Independent candidate Mervyn Barrett is standing down from the Lincolnshire Police Crime Commissioner elections.
His nomination was withdrawn on Wednesday morning.
His entire campaign team resigned earlier this week after The Telegraph alleged in a report that Mervyn Barrett’s campaign was funded by a US-based neo-conservative think tank, the Fund for the New American Century, which has a variety of corporate donors with an interest in public-sector privatisation.
The incoming PCC would control the policing budget and also decide on the future of the Lincoln Police Station: such as the plans to build a new custody suite in Nettleham, and a new police station in the city centre.

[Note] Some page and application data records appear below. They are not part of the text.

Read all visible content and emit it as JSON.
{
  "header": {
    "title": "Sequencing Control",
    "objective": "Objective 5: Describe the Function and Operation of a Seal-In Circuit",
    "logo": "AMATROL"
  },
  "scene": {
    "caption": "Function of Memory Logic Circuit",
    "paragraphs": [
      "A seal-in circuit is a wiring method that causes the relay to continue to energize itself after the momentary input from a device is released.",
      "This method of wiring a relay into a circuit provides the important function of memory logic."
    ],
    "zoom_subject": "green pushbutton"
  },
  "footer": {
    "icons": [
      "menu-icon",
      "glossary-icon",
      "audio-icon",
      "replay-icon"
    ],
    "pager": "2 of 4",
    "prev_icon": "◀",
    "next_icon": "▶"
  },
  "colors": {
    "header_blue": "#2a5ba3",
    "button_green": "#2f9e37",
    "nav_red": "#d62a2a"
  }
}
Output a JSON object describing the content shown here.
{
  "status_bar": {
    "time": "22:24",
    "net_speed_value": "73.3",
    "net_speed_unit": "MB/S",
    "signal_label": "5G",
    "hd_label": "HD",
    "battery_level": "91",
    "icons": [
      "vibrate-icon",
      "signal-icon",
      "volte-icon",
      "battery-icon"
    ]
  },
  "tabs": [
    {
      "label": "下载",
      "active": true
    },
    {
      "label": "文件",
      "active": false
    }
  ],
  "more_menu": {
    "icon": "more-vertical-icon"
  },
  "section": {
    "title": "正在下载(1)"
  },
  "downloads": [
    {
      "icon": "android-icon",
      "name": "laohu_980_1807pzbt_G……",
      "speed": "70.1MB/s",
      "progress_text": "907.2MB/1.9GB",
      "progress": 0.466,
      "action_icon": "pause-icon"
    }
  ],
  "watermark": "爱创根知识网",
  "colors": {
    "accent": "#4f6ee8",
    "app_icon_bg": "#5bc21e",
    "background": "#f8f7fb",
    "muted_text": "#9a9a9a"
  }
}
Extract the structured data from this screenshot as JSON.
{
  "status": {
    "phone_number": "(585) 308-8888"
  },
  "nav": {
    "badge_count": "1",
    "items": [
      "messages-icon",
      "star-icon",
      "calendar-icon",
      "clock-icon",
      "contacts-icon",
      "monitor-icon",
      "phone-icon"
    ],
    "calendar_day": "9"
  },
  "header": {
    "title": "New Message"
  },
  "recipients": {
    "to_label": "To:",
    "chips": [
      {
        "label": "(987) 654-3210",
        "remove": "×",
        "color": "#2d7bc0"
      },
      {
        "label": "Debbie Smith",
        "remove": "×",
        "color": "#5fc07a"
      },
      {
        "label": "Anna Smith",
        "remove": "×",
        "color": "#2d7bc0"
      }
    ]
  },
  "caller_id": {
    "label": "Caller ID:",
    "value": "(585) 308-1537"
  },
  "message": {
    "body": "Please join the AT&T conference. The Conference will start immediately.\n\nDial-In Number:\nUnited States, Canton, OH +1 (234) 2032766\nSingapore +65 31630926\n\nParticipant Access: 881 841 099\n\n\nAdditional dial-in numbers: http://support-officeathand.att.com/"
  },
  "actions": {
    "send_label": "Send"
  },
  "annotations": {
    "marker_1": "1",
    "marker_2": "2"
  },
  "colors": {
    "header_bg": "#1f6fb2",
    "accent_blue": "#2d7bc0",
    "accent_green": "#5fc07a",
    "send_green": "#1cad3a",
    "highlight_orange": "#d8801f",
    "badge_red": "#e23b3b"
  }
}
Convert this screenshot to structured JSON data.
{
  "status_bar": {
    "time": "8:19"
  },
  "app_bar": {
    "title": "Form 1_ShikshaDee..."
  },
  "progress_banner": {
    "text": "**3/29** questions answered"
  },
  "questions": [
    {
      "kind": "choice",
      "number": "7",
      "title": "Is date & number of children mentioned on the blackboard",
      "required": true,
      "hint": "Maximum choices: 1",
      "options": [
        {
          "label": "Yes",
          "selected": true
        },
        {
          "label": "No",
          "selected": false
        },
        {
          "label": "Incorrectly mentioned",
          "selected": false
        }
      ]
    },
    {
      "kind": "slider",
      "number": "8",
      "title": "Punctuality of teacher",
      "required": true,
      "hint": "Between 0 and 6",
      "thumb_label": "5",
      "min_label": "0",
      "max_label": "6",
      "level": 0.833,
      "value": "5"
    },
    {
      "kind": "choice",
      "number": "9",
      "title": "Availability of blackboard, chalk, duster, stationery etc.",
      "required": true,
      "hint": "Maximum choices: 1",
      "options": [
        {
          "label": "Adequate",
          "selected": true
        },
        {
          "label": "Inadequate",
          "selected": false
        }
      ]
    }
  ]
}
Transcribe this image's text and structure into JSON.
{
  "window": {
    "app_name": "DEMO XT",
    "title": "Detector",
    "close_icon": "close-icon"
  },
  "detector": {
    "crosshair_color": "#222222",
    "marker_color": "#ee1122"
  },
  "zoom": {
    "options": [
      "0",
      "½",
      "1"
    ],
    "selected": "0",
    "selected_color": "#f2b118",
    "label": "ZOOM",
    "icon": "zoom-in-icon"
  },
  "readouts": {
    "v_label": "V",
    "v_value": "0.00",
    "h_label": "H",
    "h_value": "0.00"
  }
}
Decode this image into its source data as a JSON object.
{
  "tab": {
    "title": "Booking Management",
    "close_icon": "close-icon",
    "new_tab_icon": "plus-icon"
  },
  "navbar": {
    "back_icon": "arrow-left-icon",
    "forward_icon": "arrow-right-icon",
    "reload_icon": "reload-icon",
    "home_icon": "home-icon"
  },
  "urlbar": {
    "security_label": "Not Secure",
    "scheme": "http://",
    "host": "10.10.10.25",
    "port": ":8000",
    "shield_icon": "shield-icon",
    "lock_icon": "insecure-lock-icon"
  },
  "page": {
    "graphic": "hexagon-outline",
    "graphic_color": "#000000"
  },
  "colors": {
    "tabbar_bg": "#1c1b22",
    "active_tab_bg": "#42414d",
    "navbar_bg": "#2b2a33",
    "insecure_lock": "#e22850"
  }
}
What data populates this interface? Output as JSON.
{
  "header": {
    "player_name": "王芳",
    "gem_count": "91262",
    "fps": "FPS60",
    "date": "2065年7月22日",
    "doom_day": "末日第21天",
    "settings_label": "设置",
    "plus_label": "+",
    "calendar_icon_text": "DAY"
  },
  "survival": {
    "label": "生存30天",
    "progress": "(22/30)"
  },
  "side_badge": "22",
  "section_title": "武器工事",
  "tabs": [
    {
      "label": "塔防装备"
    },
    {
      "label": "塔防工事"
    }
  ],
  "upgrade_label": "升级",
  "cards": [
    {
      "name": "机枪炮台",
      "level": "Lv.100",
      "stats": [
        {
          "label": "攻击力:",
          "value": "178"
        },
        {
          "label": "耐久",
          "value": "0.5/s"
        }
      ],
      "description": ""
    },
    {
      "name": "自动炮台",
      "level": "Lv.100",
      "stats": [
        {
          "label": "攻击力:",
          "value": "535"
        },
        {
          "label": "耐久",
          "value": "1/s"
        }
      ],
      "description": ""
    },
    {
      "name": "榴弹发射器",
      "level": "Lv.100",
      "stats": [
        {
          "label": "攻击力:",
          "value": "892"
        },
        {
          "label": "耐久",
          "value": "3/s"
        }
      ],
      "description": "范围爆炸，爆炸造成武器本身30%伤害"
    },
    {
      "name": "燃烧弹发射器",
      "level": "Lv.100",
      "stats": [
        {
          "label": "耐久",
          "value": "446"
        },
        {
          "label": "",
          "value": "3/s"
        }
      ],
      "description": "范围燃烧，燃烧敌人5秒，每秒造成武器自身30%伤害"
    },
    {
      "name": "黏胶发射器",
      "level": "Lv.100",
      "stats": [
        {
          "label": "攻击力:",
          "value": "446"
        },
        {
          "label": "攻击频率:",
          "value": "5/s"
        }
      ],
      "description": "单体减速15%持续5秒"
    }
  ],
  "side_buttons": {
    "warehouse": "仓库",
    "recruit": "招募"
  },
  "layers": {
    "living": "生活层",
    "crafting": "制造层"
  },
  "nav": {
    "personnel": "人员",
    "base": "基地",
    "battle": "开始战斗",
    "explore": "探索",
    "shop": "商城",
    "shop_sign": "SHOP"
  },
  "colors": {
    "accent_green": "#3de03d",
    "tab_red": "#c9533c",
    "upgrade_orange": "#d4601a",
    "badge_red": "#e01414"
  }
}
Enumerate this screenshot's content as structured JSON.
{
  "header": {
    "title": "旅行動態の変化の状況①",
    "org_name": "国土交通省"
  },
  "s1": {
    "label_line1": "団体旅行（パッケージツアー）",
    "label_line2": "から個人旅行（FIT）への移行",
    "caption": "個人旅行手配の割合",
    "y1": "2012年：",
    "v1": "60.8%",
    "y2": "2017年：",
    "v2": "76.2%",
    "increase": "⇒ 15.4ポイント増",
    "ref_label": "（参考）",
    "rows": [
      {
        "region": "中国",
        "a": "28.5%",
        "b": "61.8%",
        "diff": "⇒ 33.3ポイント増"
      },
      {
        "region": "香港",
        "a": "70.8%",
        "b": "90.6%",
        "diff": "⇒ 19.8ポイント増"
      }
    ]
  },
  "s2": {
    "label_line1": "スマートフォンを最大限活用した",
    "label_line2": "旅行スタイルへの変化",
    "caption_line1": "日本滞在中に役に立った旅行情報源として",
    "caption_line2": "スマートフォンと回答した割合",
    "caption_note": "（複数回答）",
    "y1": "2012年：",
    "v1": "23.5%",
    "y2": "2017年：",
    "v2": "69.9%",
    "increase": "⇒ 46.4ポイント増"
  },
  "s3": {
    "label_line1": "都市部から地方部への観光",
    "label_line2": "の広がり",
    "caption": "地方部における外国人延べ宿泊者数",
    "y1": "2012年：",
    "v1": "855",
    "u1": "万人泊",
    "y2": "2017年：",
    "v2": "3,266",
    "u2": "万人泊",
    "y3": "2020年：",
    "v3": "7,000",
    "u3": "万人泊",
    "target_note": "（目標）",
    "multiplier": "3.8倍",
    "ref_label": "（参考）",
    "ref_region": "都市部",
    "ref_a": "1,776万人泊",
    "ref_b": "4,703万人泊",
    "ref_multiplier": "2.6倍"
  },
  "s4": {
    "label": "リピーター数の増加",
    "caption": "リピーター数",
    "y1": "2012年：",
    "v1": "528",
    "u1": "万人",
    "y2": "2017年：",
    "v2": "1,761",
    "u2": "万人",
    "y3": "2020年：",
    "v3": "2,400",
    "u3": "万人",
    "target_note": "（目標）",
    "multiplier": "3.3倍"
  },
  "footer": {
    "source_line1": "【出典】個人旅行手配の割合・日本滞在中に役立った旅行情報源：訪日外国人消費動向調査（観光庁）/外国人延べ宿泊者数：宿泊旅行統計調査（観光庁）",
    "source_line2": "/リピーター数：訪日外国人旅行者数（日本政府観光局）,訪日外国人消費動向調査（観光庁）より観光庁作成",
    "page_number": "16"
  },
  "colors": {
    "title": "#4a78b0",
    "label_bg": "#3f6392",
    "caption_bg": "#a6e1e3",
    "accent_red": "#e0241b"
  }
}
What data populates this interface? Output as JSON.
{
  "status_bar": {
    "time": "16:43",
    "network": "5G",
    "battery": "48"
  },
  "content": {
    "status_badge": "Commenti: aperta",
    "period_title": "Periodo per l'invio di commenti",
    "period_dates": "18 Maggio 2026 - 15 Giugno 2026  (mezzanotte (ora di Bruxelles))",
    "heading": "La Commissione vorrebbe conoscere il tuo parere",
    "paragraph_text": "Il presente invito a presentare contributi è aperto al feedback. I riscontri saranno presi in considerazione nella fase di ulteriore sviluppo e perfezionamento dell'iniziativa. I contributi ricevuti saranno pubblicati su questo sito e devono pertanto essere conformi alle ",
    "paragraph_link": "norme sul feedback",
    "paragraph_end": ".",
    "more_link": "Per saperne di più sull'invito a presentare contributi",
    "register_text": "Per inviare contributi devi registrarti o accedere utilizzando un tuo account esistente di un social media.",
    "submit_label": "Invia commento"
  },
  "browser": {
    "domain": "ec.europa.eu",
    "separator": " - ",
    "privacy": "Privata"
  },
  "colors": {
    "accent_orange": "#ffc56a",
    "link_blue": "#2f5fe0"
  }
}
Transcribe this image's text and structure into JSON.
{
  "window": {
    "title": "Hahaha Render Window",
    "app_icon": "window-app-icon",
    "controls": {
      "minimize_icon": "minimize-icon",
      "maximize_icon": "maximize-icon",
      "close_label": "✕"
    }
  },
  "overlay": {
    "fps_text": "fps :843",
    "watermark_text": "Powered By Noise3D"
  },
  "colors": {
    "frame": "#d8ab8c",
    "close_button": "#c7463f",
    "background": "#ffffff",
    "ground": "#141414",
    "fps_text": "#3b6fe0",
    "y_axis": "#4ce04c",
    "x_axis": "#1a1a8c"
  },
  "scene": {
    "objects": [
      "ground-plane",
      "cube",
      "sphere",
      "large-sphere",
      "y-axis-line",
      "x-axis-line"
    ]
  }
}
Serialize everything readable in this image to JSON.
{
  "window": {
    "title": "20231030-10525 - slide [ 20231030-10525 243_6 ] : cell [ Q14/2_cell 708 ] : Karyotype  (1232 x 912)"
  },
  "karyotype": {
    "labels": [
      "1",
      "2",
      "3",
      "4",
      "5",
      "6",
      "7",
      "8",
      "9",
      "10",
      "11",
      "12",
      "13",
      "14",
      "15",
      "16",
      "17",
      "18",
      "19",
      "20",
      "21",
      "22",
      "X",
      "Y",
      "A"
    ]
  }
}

He said in a statement on Monday in response to the newspaper article: “I am not for sale, I never have been for sale and I never will be for sale.
“If anybody who donated to my campaign thought differently they are very sorely mistaken. It is disingenuous in the extreme to suggest that I am in some way anybody’s puppet.
“The policies contained within my manifesto were developed and agreed by me alone. They represent the results of my best thinking and my experience developed over three decades in the field of criminal justice.”
Mervyn Barrett also cancelled an appearance at a hustings event in Lincoln on Tuesday evening.
The Lincolnshire PCC elections so far have not been short of controversy, as two other candidates pulled out previously.
Labour had to replace their initial candidate, Phil Dilks, after he stepped down over an offence relating to a schoolboy prank in the 1960s, which resulted in a £5 fine.
Elliott Fountain from the English Democrats previously announced he will be running for the role, but he was not on the final nominations list.
The remaining four candidates for the Lincolnshire PCC role are Richard Davies (Conservative), Paul Gleeson (Labour), Alan Hardwick (Independent) and David Bowles (Campaign to Stop Politicians Running Policing).
The PCC elections take place on November 15.